When prized recruits started making decisions, more schools began looking for prospects — opening more doors for Allen, as well as scholarship offers.

"When some schools didn't land who they wanted, my phone started ringing a lot more," Allen said.

That included a call from UCLA assistant coach Phil Matthews, who asked Allen to come down for a visit last weekend.

"I was a little shocked, but excited," said Allen, a four-year starter for the Chieftains and last year's Herald Player of the Year in basketball.

If the school's tradition didn't sell Allen, a comment from UCLA head coach Ben Howland did.

"He told me I can play here, that he believes in my abilities," Allen said. "Now I have to believe in myself. It's going to take some work. I'm willing to put in the time. I want to develop."

Alioto agreed.

"What will make Noah good at the next level is he doesn't need to score 20 to make an impact," Alioto said. "He can make plays for other guys. That's what's going to make him effective at UCLA. He's the most skilled player at his age I've ever had."

That includes current Indiana Pacers rookie guard Orlando Johnson, who played under Alioto at Palma before becoming a record-setting scorer at UC Santa Barbara.

"Noah can score with a deep shot and has a good midrange jumper," Alioto said. "What he needs to learn is to live at the free throw line. He needs to go to the lane and get to the line."

During his visit, Allen spent time with the current core of Bruins, which includes the top recruiting freshman class in the nation.

"It was cool," Allen said. "They all want you to come to their school. They show you a good time."

While Allen has played all five positions at Palma, he was recruited as a small forward for UCLA, which finished 19-14 last year — 11-7 in the Pac-12.

"I will have to come in with a chip on my shoulder and show them something," Allen said.

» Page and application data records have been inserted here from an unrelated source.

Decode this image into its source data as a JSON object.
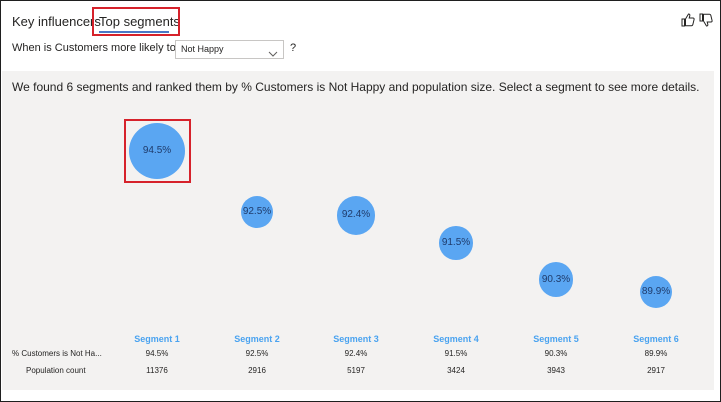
{
  "tabs": [
    {
      "label": "Key influencers",
      "selected": false
    },
    {
      "label": "Top segments",
      "selected": true
    }
  ],
  "question": {
    "label": "When is Customers more likely to be",
    "dropdown_value": "Not Happy",
    "help": "?"
  },
  "feedback": {
    "thumbs_up_icon": "thumbs-up-icon",
    "thumbs_down_icon": "thumbs-down-icon"
  },
  "summary": "We found 6 segments and ranked them by % Customers is Not Happy and population size. Select a segment to see more details.",
  "segments": [
    {
      "name": "Segment 1",
      "bubble_label": "94.5%",
      "percent_not_happy": "94.5%",
      "population_count": "11376",
      "percent_value": 94.5,
      "population_value": 11376,
      "highlighted": true
    },
    {
      "name": "Segment 2",
      "bubble_label": "92.5%",
      "percent_not_happy": "92.5%",
      "population_count": "2916",
      "percent_value": 92.5,
      "population_value": 2916,
      "highlighted": false
    },
    {
      "name": "Segment 3",
      "bubble_label": "92.4%",
      "percent_not_happy": "92.4%",
      "population_count": "5197",
      "percent_value": 92.4,
      "population_value": 5197,
      "highlighted": false
    },
    {
      "name": "Segment 4",
      "bubble_label": "91.5%",
      "percent_not_happy": "91.5%",
      "population_count": "3424",
      "percent_value": 91.5,
      "population_value": 3424,
      "highlighted": false
    },
    {
      "name": "Segment 5",
      "bubble_label": "90.3%",
      "percent_not_happy": "90.3%",
      "population_count": "3943",
      "percent_value": 90.3,
      "population_value": 3943,
      "highlighted": false
    },
    {
      "name": "Segment 6",
      "bubble_label": "89.9%",
      "percent_not_happy": "89.9%",
      "population_count": "2917",
      "percent_value": 89.9,
      "population_value": 2917,
      "highlighted": false
    }
  ],
  "rows": {
    "percent_label": "% Customers is Not Ha...",
    "population_label": "Population count"
  },
  "colors": {
    "bubble": "#5aa6f2",
    "segment_header": "#4aa3f0",
    "highlight": "#d6222b",
    "tab_underline": "#4a78c6",
    "panel_bg": "#f3f2f1"
  }
}
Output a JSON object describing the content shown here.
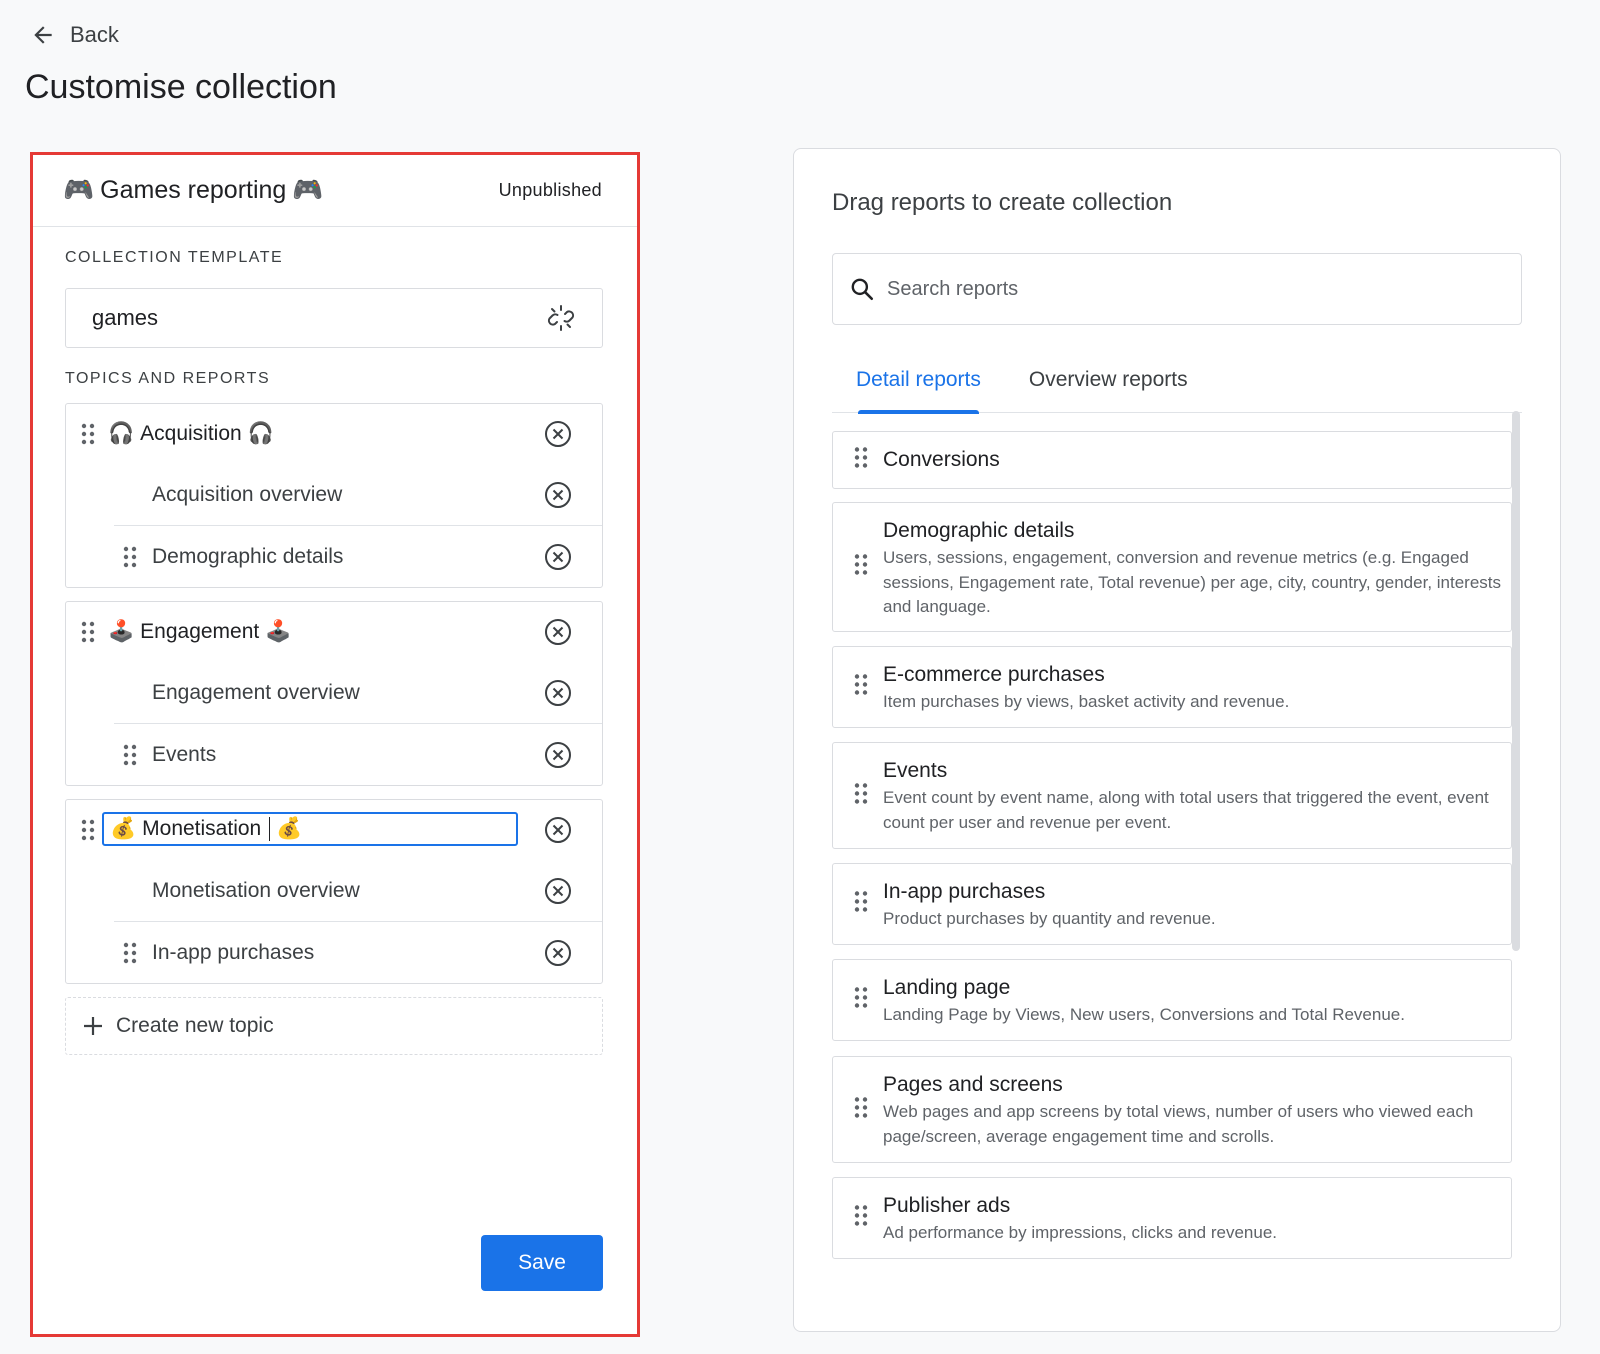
{
  "header": {
    "back_label": "Back",
    "page_title": "Customise collection"
  },
  "collection": {
    "name": "Games reporting",
    "name_emoji": "🎮",
    "status": "Unpublished",
    "template_section_label": "COLLECTION TEMPLATE",
    "template_value": "games",
    "topics_section_label": "TOPICS AND REPORTS",
    "topics": [
      {
        "name": "Acquisition",
        "emoji": "🎧",
        "reports": [
          "Acquisition overview",
          "Demographic details"
        ]
      },
      {
        "name": "Engagement",
        "emoji": "🕹️",
        "reports": [
          "Engagement overview",
          "Events"
        ]
      },
      {
        "name": "Monetisation",
        "emoji": "💰",
        "editing": true,
        "reports": [
          "Monetisation overview",
          "In-app purchases"
        ]
      }
    ],
    "create_topic_label": "Create new topic",
    "save_label": "Save"
  },
  "library": {
    "title": "Drag reports to create collection",
    "search_placeholder": "Search reports",
    "tabs": [
      {
        "label": "Detail reports",
        "active": true
      },
      {
        "label": "Overview reports",
        "active": false
      }
    ],
    "reports": [
      {
        "title": "Conversions",
        "description": ""
      },
      {
        "title": "Demographic details",
        "description": "Users, sessions, engagement, conversion and revenue metrics (e.g. Engaged sessions, Engagement rate, Total revenue) per age, city, country, gender, interests and language."
      },
      {
        "title": "E-commerce purchases",
        "description": "Item purchases by views, basket activity and revenue."
      },
      {
        "title": "Events",
        "description": "Event count by event name, along with total users that triggered the event, event count per user and revenue per event."
      },
      {
        "title": "In-app purchases",
        "description": "Product purchases by quantity and revenue."
      },
      {
        "title": "Landing page",
        "description": "Landing Page by Views, New users, Conversions and Total Revenue."
      },
      {
        "title": "Pages and screens",
        "description": "Web pages and app screens by total views, number of users who viewed each page/screen, average engagement time and scrolls."
      },
      {
        "title": "Publisher ads",
        "description": "Ad performance by impressions, clicks and revenue."
      }
    ]
  },
  "colors": {
    "accent": "#1a73e8",
    "highlight_border": "#e53935"
  }
}
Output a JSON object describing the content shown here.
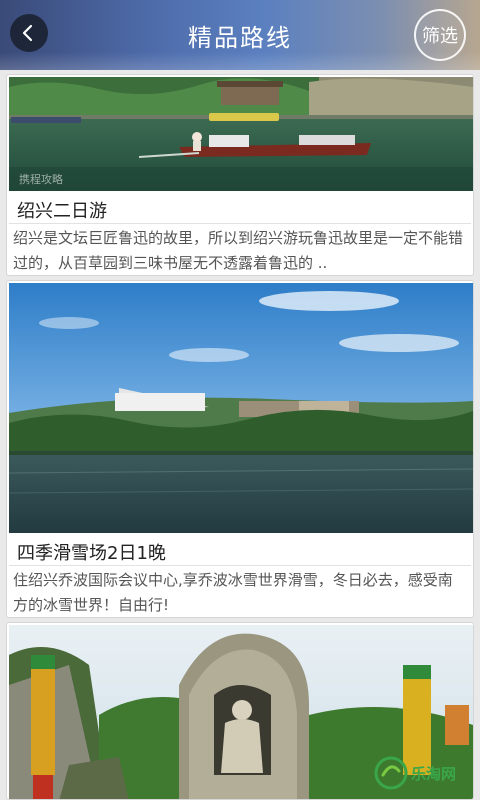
{
  "header": {
    "title": "精品路线",
    "filter_label": "筛选"
  },
  "routes": [
    {
      "title": "绍兴二日游",
      "description": "绍兴是文坛巨匠鲁迅的故里，所以到绍兴游玩鲁迅故里是一定不能错过的，从百草园到三味书屋无不透露着鲁迅的 .."
    },
    {
      "title": "四季滑雪场2日1晚",
      "description": "住绍兴乔波国际会议中心,享乔波冰雪世界滑雪，冬日必去，感受南方的冰雪世界！自由行!"
    }
  ],
  "watermark": "携程攻略",
  "logo": {
    "text": "乐淘网"
  },
  "colors": {
    "header_start": "#3a4a78",
    "header_end": "#b7a790",
    "card_bg": "#ffffff",
    "page_bg": "#e9e9e9",
    "title_text": "#222222",
    "desc_text": "#555555",
    "logo_green": "#3aa64a"
  },
  "icons": [
    "back-arrow-icon",
    "logo-icon"
  ]
}
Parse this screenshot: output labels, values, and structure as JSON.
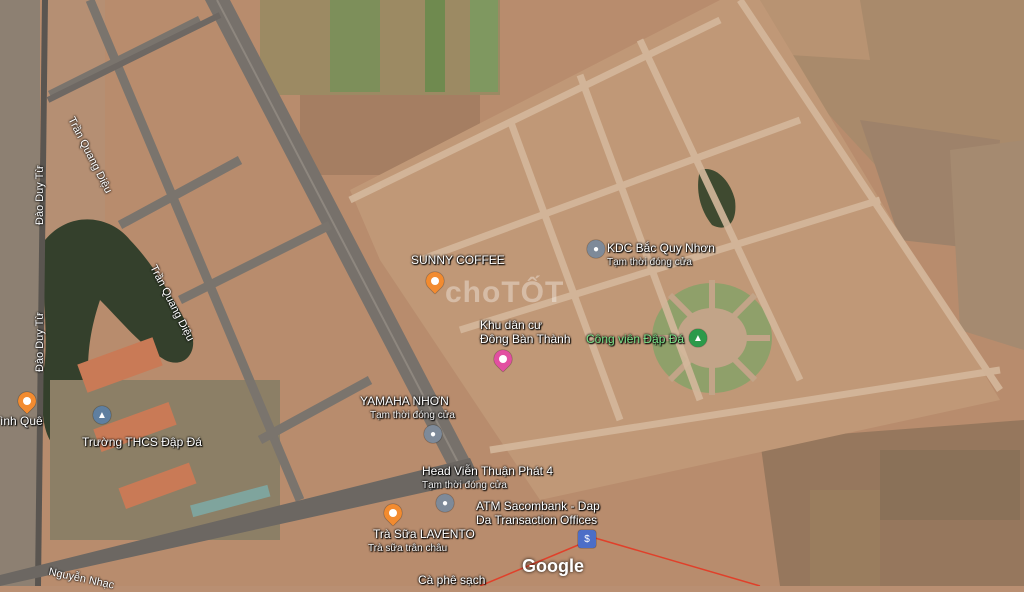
{
  "map": {
    "watermark": "choTỐT",
    "logo": "Google",
    "streets": {
      "dao_duy_tu_1": "Đào Duy Từ",
      "dao_duy_tu_2": "Đào Duy Từ",
      "tran_quang_dieu_1": "Trần Quang Diệu",
      "tran_quang_dieu_2": "Trần Quang Diệu",
      "nguyen_nhac": "Nguyễn Nhạc"
    },
    "places": {
      "sunny_coffee": "SUNNY COFFEE",
      "kdc_bac_quy_nhon": "KDC Bắc Quy Nhơn",
      "kdc_bac_quy_nhon_status": "Tạm thời đóng cửa",
      "khu_dan_cu_1": "Khu dân cư",
      "khu_dan_cu_2": "Đông Bàn Thành",
      "cong_vien": "Công viên Đập Đá",
      "yamaha": "YAMAHA NHƠN",
      "yamaha_status": "Tạm thời đóng cửa",
      "truong_thcs": "Trường THCS Đập Đá",
      "tinh_que": "ình Quê",
      "head_vien": "Head Viễn Thuận Phát 4",
      "head_vien_status": "Tạm thời đóng cửa",
      "atm_line1": "ATM Sacombank - Dap",
      "atm_line2": "Da Transaction Offices",
      "tra_sua": "Trà Sữa LAVENTO",
      "tra_sua_sub": "Trà sữa trân châu",
      "ca_phe": "Cà phê sạch"
    },
    "colors": {
      "food_pin": "#f28b30",
      "lodging_pin": "#e24fa1",
      "park_pin": "#2c9a4a",
      "service_pin": "#7e8a99",
      "school_pin": "#5f7fa0",
      "bank_pin": "#4c6ec7"
    }
  }
}
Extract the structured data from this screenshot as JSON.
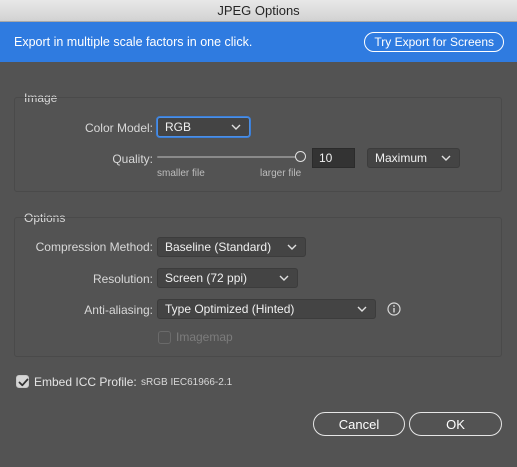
{
  "window": {
    "title": "JPEG Options"
  },
  "banner": {
    "text": "Export in multiple scale factors in one click.",
    "button_label": "Try Export for Screens"
  },
  "image_group": {
    "title": "Image",
    "color_model_label": "Color Model:",
    "color_model_value": "RGB",
    "quality_label": "Quality:",
    "quality_value": "10",
    "quality_level": 1.0,
    "smaller_file": "smaller file",
    "larger_file": "larger file",
    "quality_preset": "Maximum"
  },
  "options_group": {
    "title": "Options",
    "compression_label": "Compression Method:",
    "compression_value": "Baseline (Standard)",
    "resolution_label": "Resolution:",
    "resolution_value": "Screen (72 ppi)",
    "antialias_label": "Anti-aliasing:",
    "antialias_value": "Type Optimized (Hinted)",
    "imagemap_label": "Imagemap",
    "imagemap_checked": false,
    "imagemap_enabled": false
  },
  "icc": {
    "label": "Embed ICC Profile:",
    "profile": "sRGB IEC61966-2.1",
    "checked": true
  },
  "buttons": {
    "cancel": "Cancel",
    "ok": "OK"
  },
  "colors": {
    "background": "#535353",
    "banner": "#2f7be0",
    "focus": "#4d8fe4"
  },
  "icons": {
    "dropdown": "chevron-down-icon",
    "info": "info-icon",
    "check": "checkmark-icon"
  }
}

While Allen is regarded as a perimeter shooter, he patterns his game after Magic Johnson and current Golden State point guard Stephen Curry.

"I like the way Magic passed the ball," Allen said. "I like to pass. I'd rather have 10 to 15 assists than 25 points. I have always felt that way."

Last season, Allen averaged six-plus assists and six rebounds a game.

"I remember in the seventh grade, he'd pass up 3-foot shots," Alioto said. "It would drive me bananas. He's so good off the dribble. If you press him, he's big enough to throw the 50-foot pass on the line. I think you'll see him attack the rim more. He's not a selfish player. But he needs to score for us."

Last year Allen averaged more than 18 points a game, including 23-plus in his final eight games, helping Palma reach the Central Coast Section Division IV semifinals.

"I just want to win CCS," Allen said. "That's been our team goal since my freshman year. I realize I can't do it on my own. You need five guys on the court to win a championship. We have guys excited about basketball."

Allen didn't want the recruiting process being a distraction to the Chieftains' goals during the season.

"I wanted to get this done before the basketball season started," Allen said. "I told all the schools that. I think they understood. I didn't plan on going through this process twice. I'm definitely relieved that it's over."

John Devine can be reached at 646-4405 or jdevine@montereyherald.com. Follow him on twitter @johnjdevine.